When you’ve got a fairly clear idea of what races you want to compete in, then you can develop a clear idea of how you should train in order to maximise your results in those events.


If you went out every day and rode for three hours at 15 mph you would get used to doing it and find it easy. But you wouldn’t develop the ability to race at 25 mph, to accelerate rapidly, to maintain a strenuous effort for several minutes. As you get fitter your body gets more able to withstand strenuous efforts and therefore your training has to get more demanding – either longer (increase in volume) or faster (increase in intensity).

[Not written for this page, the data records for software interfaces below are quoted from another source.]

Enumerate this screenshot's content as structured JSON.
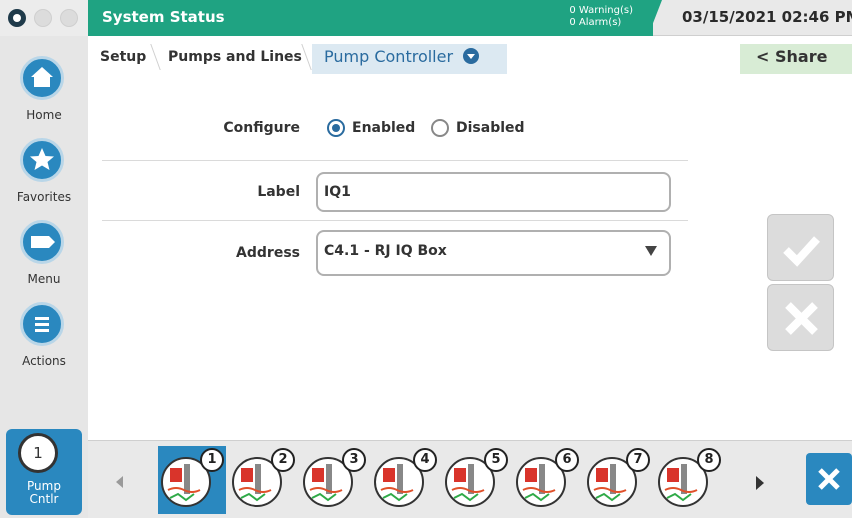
{
  "header": {
    "status_title": "System Status",
    "warnings": "0 Warning(s)",
    "alarms": "0 Alarm(s)",
    "datetime": "03/15/2021 02:46 PM",
    "status_color": "#1fa382"
  },
  "sidebar": {
    "items": [
      {
        "label": "Home",
        "icon": "house-icon"
      },
      {
        "label": "Favorites",
        "icon": "star-icon"
      },
      {
        "label": "Menu",
        "icon": "menu-icon"
      },
      {
        "label": "Actions",
        "icon": "list-icon"
      }
    ],
    "pump": {
      "number": "1",
      "label_line1": "Pump",
      "label_line2": "Cntlr"
    }
  },
  "breadcrumb": {
    "items": [
      "Setup",
      "Pumps and Lines"
    ],
    "active": "Pump Controller",
    "share": "Share"
  },
  "form": {
    "configure_label": "Configure",
    "enabled_label": "Enabled",
    "disabled_label": "Disabled",
    "configure_value": "Enabled",
    "label_label": "Label",
    "label_value": "IQ1",
    "address_label": "Address",
    "address_value": "C4.1 - RJ IQ Box"
  },
  "pumps": {
    "slots": [
      "1",
      "2",
      "3",
      "4",
      "5",
      "6",
      "7",
      "8"
    ],
    "selected": "1"
  },
  "colors": {
    "accent": "#2a88bf",
    "active_crumb": "#2a6b9f"
  }
}
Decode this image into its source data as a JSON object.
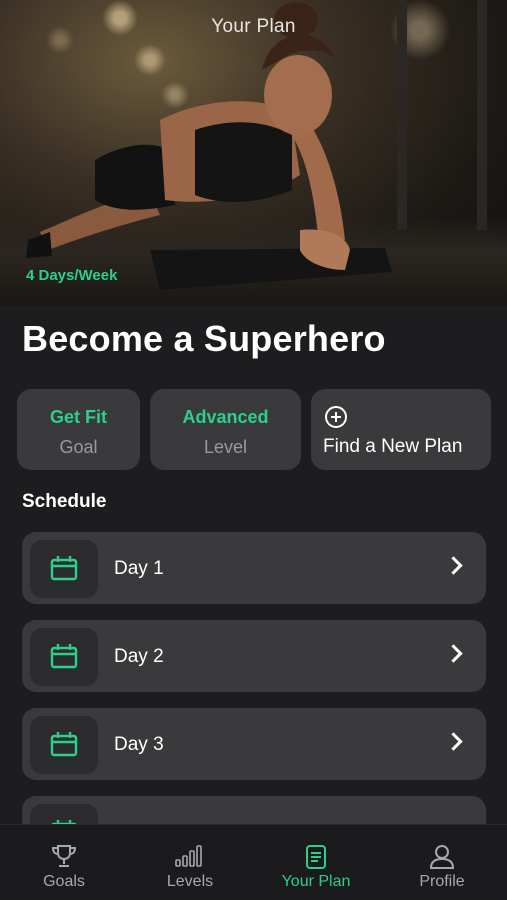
{
  "hero": {
    "title": "Your Plan",
    "frequency": "4 Days/Week"
  },
  "plan": {
    "title": "Become a Superhero"
  },
  "stats": [
    {
      "value": "Get Fit",
      "label": "Goal"
    },
    {
      "value": "Advanced",
      "label": "Level"
    }
  ],
  "find_plan": {
    "label": "Find a New Plan",
    "icon": "plus-circle-icon"
  },
  "schedule": {
    "heading": "Schedule",
    "days": [
      {
        "label": "Day 1",
        "icon": "calendar-icon"
      },
      {
        "label": "Day 2",
        "icon": "calendar-icon"
      },
      {
        "label": "Day 3",
        "icon": "calendar-icon"
      },
      {
        "label": "",
        "icon": "calendar-icon"
      }
    ]
  },
  "tabbar": {
    "tabs": [
      {
        "label": "Goals",
        "icon": "trophy-icon"
      },
      {
        "label": "Levels",
        "icon": "bar-chart-icon"
      },
      {
        "label": "Your Plan",
        "icon": "document-icon"
      },
      {
        "label": "Profile",
        "icon": "person-icon"
      }
    ],
    "active": "Your Plan"
  },
  "colors": {
    "accent": "#2bd08a",
    "background": "#1d1d1f",
    "card": "#3a3a3c",
    "muted_text": "#9a9a9e"
  }
}
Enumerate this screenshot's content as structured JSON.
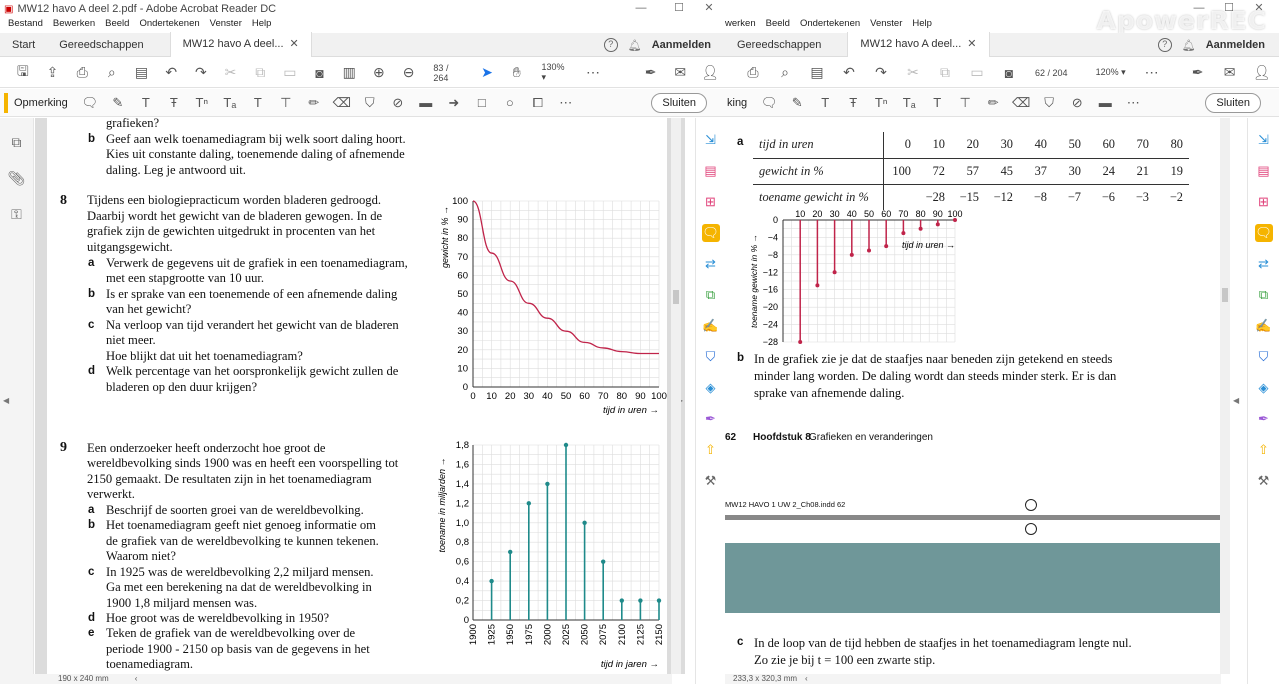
{
  "left": {
    "title": "MW12 havo A deel 2.pdf - Adobe Acrobat Reader DC",
    "menu": [
      "Bestand",
      "Bewerken",
      "Beeld",
      "Ondertekenen",
      "Venster",
      "Help"
    ],
    "tabs": {
      "start": "Start",
      "tools": "Gereedschappen",
      "doc": "MW12 havo A deel..."
    },
    "signin": "Aanmelden",
    "page_current": "83",
    "page_total": "/ 264",
    "zoom": "130%",
    "comment_label": "Opmerking",
    "close_label": "Sluiten",
    "status": "190 x 240 mm",
    "q7b": [
      "grafieken?",
      "Geef aan welk toenamediagram bij welk soort daling hoort.",
      "Kies uit constante daling, toenemende daling of afnemende",
      "daling. Leg je antwoord uit."
    ],
    "q8_num": "8",
    "q8_intro": [
      "Tijdens een biologiepracticum worden bladeren gedroogd.",
      "Daarbij wordt het gewicht van de bladeren gewogen. In de",
      "grafiek zijn de gewichten uitgedrukt in procenten van het",
      "uitgangsgewicht."
    ],
    "q8a": [
      "Verwerk de gegevens uit de grafiek in een toenamediagram,",
      "met een stapgrootte van 10 uur."
    ],
    "q8b": [
      "Is er sprake van een toenemende of een afnemende daling",
      "van het gewicht?"
    ],
    "q8c": [
      "Na verloop van tijd verandert het gewicht van de bladeren",
      "niet meer.",
      "Hoe blijkt dat uit het toenamediagram?"
    ],
    "q8d": [
      "Welk percentage van het oorspronkelijk gewicht zullen de",
      "bladeren op den duur krijgen?"
    ],
    "q9_num": "9",
    "q9_intro": [
      "Een onderzoeker heeft onderzocht hoe groot de",
      "wereldbevolking sinds 1900 was en heeft een voorspelling tot",
      "2150 gemaakt. De resultaten zijn in het toenamediagram",
      "verwerkt."
    ],
    "q9a": [
      "Beschrijf de soorten groei van de wereldbevolking."
    ],
    "q9b": [
      "Het toenamediagram geeft niet genoeg informatie om",
      "de grafiek van de wereldbevolking te kunnen tekenen.",
      "Waarom niet?"
    ],
    "q9c": [
      "In 1925 was de wereldbevolking 2,2 miljard mensen.",
      "Ga met een berekening na dat de wereldbevolking in",
      "1900 1,8 miljard mensen was."
    ],
    "q9d": [
      "Hoe groot was de wereldbevolking in 1950?"
    ],
    "q9e": [
      "Teken de grafiek van de wereldbevolking over de",
      "periode 1900 - 2150 op basis van de gegevens in het",
      "toenamediagram."
    ],
    "letters": [
      "a",
      "b",
      "c",
      "d",
      "e"
    ]
  },
  "right": {
    "menu": [
      "werken",
      "Beeld",
      "Ondertekenen",
      "Venster",
      "Help"
    ],
    "tabs": {
      "tools": "Gereedschappen",
      "doc": "MW12 havo A deel..."
    },
    "signin": "Aanmelden",
    "page_current": "62",
    "page_total": "/ 204",
    "zoom": "120%",
    "comment_label": "king",
    "close_label": "Sluiten",
    "status": "233,3 x 320,3 mm",
    "watermark": "ApowerREC",
    "table_letter": "a",
    "table": [
      {
        "label": "tijd in uren",
        "cells": [
          "0",
          "10",
          "20",
          "30",
          "40",
          "50",
          "60",
          "70",
          "80"
        ]
      },
      {
        "label": "gewicht in %",
        "cells": [
          "100",
          "72",
          "57",
          "45",
          "37",
          "30",
          "24",
          "21",
          "19"
        ]
      },
      {
        "label": "toename gewicht in %",
        "cells": [
          "",
          "−28",
          "−15",
          "−12",
          "−8",
          "−7",
          "−6",
          "−3",
          "−2"
        ]
      }
    ],
    "b_letter": "b",
    "b_text": [
      "In de grafiek zie je dat de staafjes naar beneden zijn getekend en steeds",
      "minder lang worden. De daling wordt dan steeds minder sterk. Er is dan",
      "sprake van afnemende daling."
    ],
    "footer_page": "62",
    "footer_chapter": "Hoofdstuk 8",
    "footer_title": "Grafieken en veranderingen",
    "indd": "MW12 HAVO 1 UW 2_Ch08.indd   62",
    "c_letter": "c",
    "c_text": [
      "In de loop van de tijd hebben de staafjes in het toenamediagram lengte nul.",
      "Zo zie je bij t = 100 een zwarte stip."
    ]
  },
  "chart_data": [
    {
      "type": "line",
      "xlabel": "tijd in uren →",
      "ylabel": "gewicht in % →",
      "xlim": [
        0,
        100
      ],
      "ylim": [
        0,
        100
      ],
      "x": [
        0,
        10,
        20,
        30,
        40,
        50,
        60,
        70,
        80,
        90,
        100
      ],
      "y": [
        100,
        72,
        57,
        45,
        37,
        30,
        24,
        21,
        19,
        18,
        18
      ],
      "xticks": [
        "0",
        "10",
        "20",
        "30",
        "40",
        "50",
        "60",
        "70",
        "80",
        "90",
        "100"
      ],
      "yticks": [
        "0",
        "10",
        "20",
        "30",
        "40",
        "50",
        "60",
        "70",
        "80",
        "90",
        "100"
      ],
      "color": "#c0244a"
    },
    {
      "type": "bar",
      "xlabel": "tijd in jaren →",
      "ylabel": "toename in miljarden →",
      "ylim": [
        0,
        1.8
      ],
      "categories": [
        "1900",
        "1925",
        "1950",
        "1975",
        "2000",
        "2025",
        "2050",
        "2075",
        "2100",
        "2125",
        "2150"
      ],
      "values": [
        null,
        0.4,
        0.7,
        1.2,
        1.4,
        1.8,
        1.0,
        0.6,
        0.2,
        0.2,
        0.2
      ],
      "yticks": [
        "0",
        "0,2",
        "0,4",
        "0,6",
        "0,8",
        "1,0",
        "1,2",
        "1,4",
        "1,6",
        "1,8"
      ],
      "color": "#1f8a8a"
    },
    {
      "type": "bar",
      "xlabel": "tijd in uren →",
      "ylabel": "toename gewicht in % →",
      "ylim": [
        -28,
        0
      ],
      "x": [
        10,
        20,
        30,
        40,
        50,
        60,
        70,
        80,
        90,
        100
      ],
      "values": [
        -28,
        -15,
        -12,
        -8,
        -7,
        -6,
        -3,
        -2,
        -1,
        0
      ],
      "xticks": [
        "10",
        "20",
        "30",
        "40",
        "50",
        "60",
        "70",
        "80",
        "90",
        "100"
      ],
      "yticks": [
        "0",
        "−4",
        "−8",
        "−12",
        "−16",
        "−20",
        "−24",
        "−28"
      ],
      "color": "#c0244a"
    }
  ]
}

Some people think that all exercise of any type is good for any athlete (‘cross training’): according to this theory, cyclists will benefit from running, swimming, rowing, skiing and so on. It’s a good idea to do other things from time to time, especially in the off-season, to introduce variety and stop yourself getting mentally stale. Other activities will also work your heart-lung system hard, which is good. However science has shown that cross training doesn’t actually improve your ability in your specialist sport. What’s more, it takes up time you ought to be spending on specific training. If you regard yourself as a specialist racing cyclist, once the season starts (and it starts with pre-season training and preparation) all your training should be on the bike, except for daily stretching and a few free exercises.


You shouldn’t train always at the same level. If you always try as hard in training as you do in races, you’ll exhaust yourself and become chronically fatigued. If you always ride at a steady pace you will find it difficult to cope with sudden changes of pace. If you always potter in order to save energy and avoid hurting your muscles, then you won’t overload your system and the body won’t overcompensate – in other words, you won’t be working hard enough to cause a training response.

Therefore each ride has to have a different purpose. The intensity (how hard you try) and volume (the time you spend) will differ. Long, steady rides will be the foundation of endurance and will encourage the body to use its fat reserves for energy. These will be done in the early part of the year, but you will continue to include a longer ride say every ten days throughout the year.

Short, fast rides will overload the heart, lungs, and oxygen transport system and the body will make them bigger and stronger. You will do one of these per week in the off season, about 20 minutes. When you’ve got in the foundation, then you will do more shorter, fast rides, while at the same time you cut down on the long rides.

Very short, fast rides (1 – 2 minutes) repeated a number of times during a training session are called intervals. You need to be very fit before you can benefit from this kind of training. Fairly short, very slow rides will be used for recovery – keeping the body working very gently helps it to recover quicker than just sitting about because it stimulates blood flow. A road-racing cyclist will need a great deal of variety: long, hard steady stretches, climbs, sprinting, etc. The ‘Four Levels of Intensity’ developed by Peter Keen are a useful guide, and a heart monitor is helpful but not essential.


It is vital to allow enough time for recovery. Doing too much day after day will result in fatigue, and you will arrive at the competition day tired out. Depending on the intensity and volume of your training you will almost certainly need one or two days off each week. One way to organise your training is to work on a four-day cycle: a day’s easy training, a day’s hard training, a long ride, and then a day off. If you feel tired, don’t train. Always do a little bit less rather than a little bit more. However, if your training is organised properly, you shouldn’t need more than two consecutive days off except in special circumstances (e.g. after a very hard stage race).

Here is a list of Cafes & tearooms in the Midlands that we know about.

Time For Tea – 40 Castle Hill, Kenilworth.

Hill Top Farm Shop – Norton end of the Ridgeway

Little Chef – Evesham Bypass near Alcester

Ferry Cafe – Evesham Centre by the river

Jenny Ring – Hanbury craft centre